A Guide to Acquisition Agreements - Purchase Price and Closing

This is the "business end" of the contract.  It specifies what the seller promises to sell and what the buyer promises to pay (not only cash or stock at closing, but also, as appropriate, other items, such as the assumption of seller liabilities and post-closing adjustments to the purchase price).  It also specifies when and how the parties will complete ("close") the sale.

Special Purchase Price Items

There are a few typical (but not universal) elements of the purchase price that deserve special mention:

  • Working Capital Adjustments:  The “working capital” of a business is the short-term assets it has to keep around at any given moment to stay in business.  Typical items included in working capital are cash and short-term investments (if the sale is structured as an asset sale, these are usually just excluded from the deal), inventory, accounts receivable, and pre-paid items (such as a paid-up one-year subscription to an information service).  Working capital is necessary to the long-term value of the business.  Without it, you’re out of business.  That said, it’s more an enabler of long-term value than an element of it.  Because of the peculiar nature of working capital, sellers usually want to be paid extra if the working capital happens to be a little higher than normal at closing.  Likewise, buyers are afraid that the sellers will skimp on working capital in the run-up to closing, knowing that they won’t get the benefit of maintaining it.  So the parties often agree to adjust the purchase price to reflect any difference between the working capital at an agreed point (usually the date of the last balance sheet before signing) and closing.  While the concept is easy, fights often break out over the details, so it’s worth paying attention to them.  Make sure that you understand the procedure for determining working capital and that you think it’s practical and fair.  Likewise, make sure you understand how any dispute will be resolved and that you think that’s practical and fair.  If working capital isn’t likely to vary much or the amounts involved are trivial, you should think hard about skipping the working capital adjustment.
  • Earnouts:  Buyers and sellers often have very different ideas as to the value of a business.  Frequently, the source of the difference lies in diverging projections of future performance.  In those cases, the parties often think about bridging the valuation gap by including an “earnout”: making part of the purchase price depend on how things actually work out after closing.  In theory, this is a nice solution.  Both parties put their money where their mouth is and subsequent facts determine who was right.  Unfortunately, earnouts tend to break down on the details.  When and how exactly will you measure whether things have worked out?  How does one party make sure the other one doesn’t pull tricks to skew the measurement (usually, the buyer is in control after closing so this is the seller’s problem, but if some of the sellers run the business for the buyer after closing, it can be the seller’s problem)?  If you’re going to include an earnout, you need to understand and think through every detail.  Assume that the other side will do everything it can to skew things against you and make sure you still think the arrangement will be practical and fair.
  • Escrows and Notes:  Often, the sellers insist on paying some of the purchase price awhile after closing to guard against negative surprises.  This is basically the mirror image of an earnout:  If things go worse than expected, money is deducted from the purchase price.  The money is usually put into escrow, but sometimes the buyer simply gives the seller a promissory note (an IOU) that allows the buyer to “offset” post-closing claims against the amount it owes.  An escrow is better for the seller, all other things being equal, since the money is out of the buyer’s hands.  On the other hand, escrows can be expensive.  The length of the escrow generally matches up with the time limit for making claims (discussed below), but many variations are possible.  For example, if some of the escrow covers a specific contingency, such as a pending tax appeal, it will usually match up with that contingency.  If the escrow period is long, the parties also often agree to release parts of it over the period to the escrow if the buyer hasn’t made claims exceeding the amount that would remain.

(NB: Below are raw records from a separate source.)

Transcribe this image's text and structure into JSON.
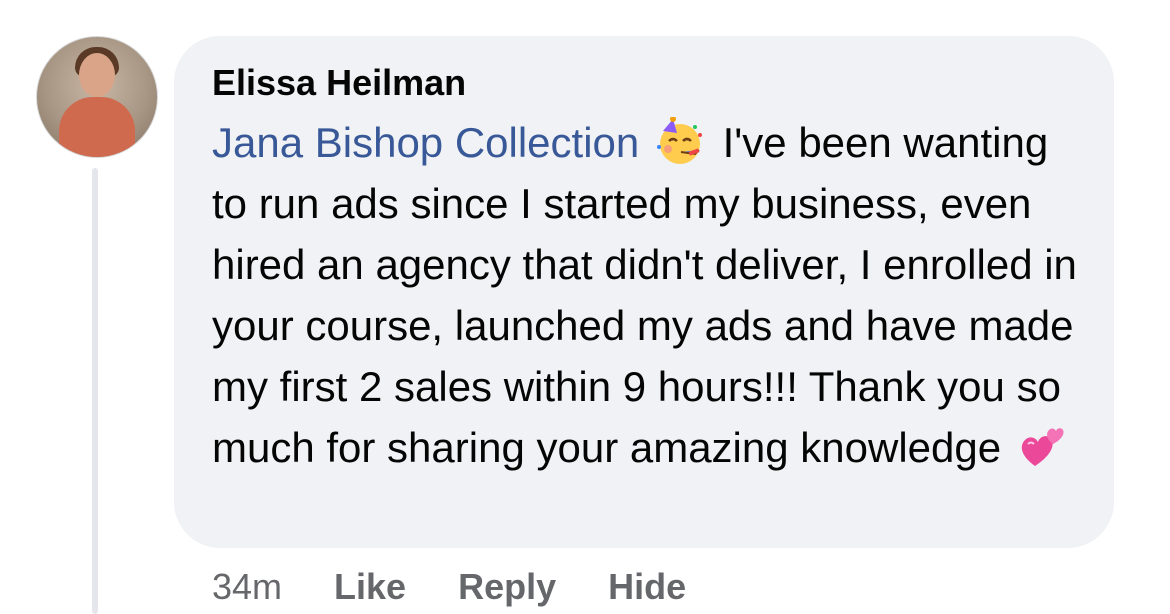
{
  "comment": {
    "author": "Elissa Heilman",
    "mention": "Jana Bishop Collection",
    "text_1": "I've been wanting to run ads since I started my business, even hired an agency that didn't deliver, I enrolled in your course, launched my ads and have made my first 2 sales within 9 hours!!! Thank you so much for sharing your amazing knowledge",
    "emoji_1": "partying-face-emoji",
    "emoji_2": "two-hearts-emoji",
    "time": "34m",
    "like_label": "Like",
    "reply_label": "Reply",
    "hide_label": "Hide"
  },
  "colors": {
    "bubble": "#f0f2f5",
    "mention": "#385898",
    "meta": "#65676b",
    "text": "#050505"
  }
}
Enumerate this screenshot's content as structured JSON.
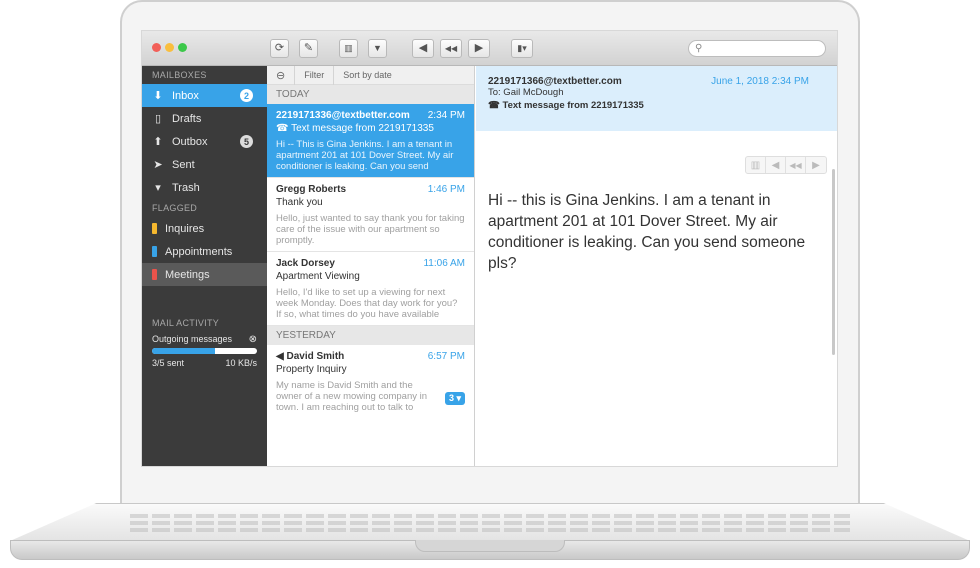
{
  "window": {
    "traffic_lights": [
      "#f25f58",
      "#f9be3e",
      "#3cc84a"
    ],
    "toolbar": {
      "buttons": [
        {
          "name": "refresh-icon",
          "glyph": "⟳"
        },
        {
          "name": "compose-icon",
          "glyph": "✎"
        },
        {
          "name": "trash-icon",
          "glyph": "🗑"
        },
        {
          "name": "thumbs-down-icon",
          "glyph": "✋"
        },
        {
          "name": "reply-icon",
          "glyph": "◀"
        },
        {
          "name": "reply-all-icon",
          "glyph": "◀◀"
        },
        {
          "name": "forward-icon",
          "glyph": "▶"
        },
        {
          "name": "bookmark-icon",
          "glyph": "▮▾"
        }
      ],
      "search_placeholder": ""
    }
  },
  "sidebar": {
    "mailboxes_heading": "MAILBOXES",
    "items": [
      {
        "label": "Inbox",
        "icon": "inbox-icon",
        "glyph": "⬇",
        "badge": "2"
      },
      {
        "label": "Drafts",
        "icon": "document-icon",
        "glyph": "▯",
        "badge": ""
      },
      {
        "label": "Outbox",
        "icon": "outbox-icon",
        "glyph": "⬆",
        "badge": "5"
      },
      {
        "label": "Sent",
        "icon": "paper-plane-icon",
        "glyph": "➤",
        "badge": ""
      },
      {
        "label": "Trash",
        "icon": "trash-icon",
        "glyph": "▾",
        "badge": ""
      }
    ],
    "flagged_heading": "FLAGGED",
    "flagged": [
      {
        "label": "Inquires",
        "color": "#f5b82e"
      },
      {
        "label": "Appointments",
        "color": "#38a3e8"
      },
      {
        "label": "Meetings",
        "color": "#e9534b"
      }
    ],
    "activity": {
      "heading": "MAIL ACTIVITY",
      "label": "Outgoing messages",
      "progress": 0.6,
      "sent": "3/5 sent",
      "rate": "10 KB/s"
    }
  },
  "list": {
    "tools": {
      "filter": "Filter",
      "sort": "Sort by date"
    },
    "groups": [
      {
        "label": "TODAY",
        "messages": [
          {
            "from": "2219171336@textbetter.com",
            "time": "2:34 PM",
            "subject": "Text message from 2219171335",
            "preview": "Hi -- This is Gina Jenkins. I am a tenant in apartment 201 at 101 Dover Street. My air conditioner is leaking. Can you send"
          },
          {
            "from": "Gregg Roberts",
            "time": "1:46 PM",
            "subject": "Thank you",
            "preview": "Hello, just wanted to say thank you for taking care of the issue with our apartment so promptly."
          },
          {
            "from": "Jack Dorsey",
            "time": "11:06 AM",
            "subject": "Apartment Viewing",
            "preview": "Hello, I'd like to set up a viewing for next week Monday. Does that day work for you? If so, what times do you have available"
          }
        ]
      },
      {
        "label": "YESTERDAY",
        "messages": [
          {
            "from": "David Smith",
            "time": "6:57 PM",
            "subject": "Property Inquiry",
            "preview": "My name is David Smith and the owner of a new mowing company in town. I am reaching out to talk to",
            "count": "3 ▾"
          }
        ]
      }
    ]
  },
  "reader": {
    "from": "2219171366@textbetter.com",
    "date": "June 1, 2018 2:34 PM",
    "to": "To: Gail McDough",
    "subject": "Text message from 2219171335",
    "body": "Hi -- this is Gina Jenkins. I am a tenant in apartment 201 at 101 Dover Street. My air conditioner is leaking. Can you send someone pls?"
  }
}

Difference Between Signing and Closing

In many deals, this section of the contract contains promises as to what will happen in the future.  In other words, no one buys or sells anything when they sign the contract.  They just promise to do that at a future "closing" if a number of conditions are met.  Most of the rest of the contract, however, is taken up with specifying the process by which the parties plan to get to closing, the circumstances in which one of them can back out, and the consequences that follow if one of them backs out in breach of the contract (or otherwise breaches the contract).

Some acquisition agreements are written to "sign" and "close" simultaneously.  Those contracts are simpler because they don’t need to control the parties' conduct between signing and closing or figure out what happens if the situation changes or someone refuses to close.  In many acquisitions, however, there has to be some time between signing and closing.  Common reasons for that delay include getting consent of shareholders, government regulators, and third parties whose contracts with the parties require their consent to the deal.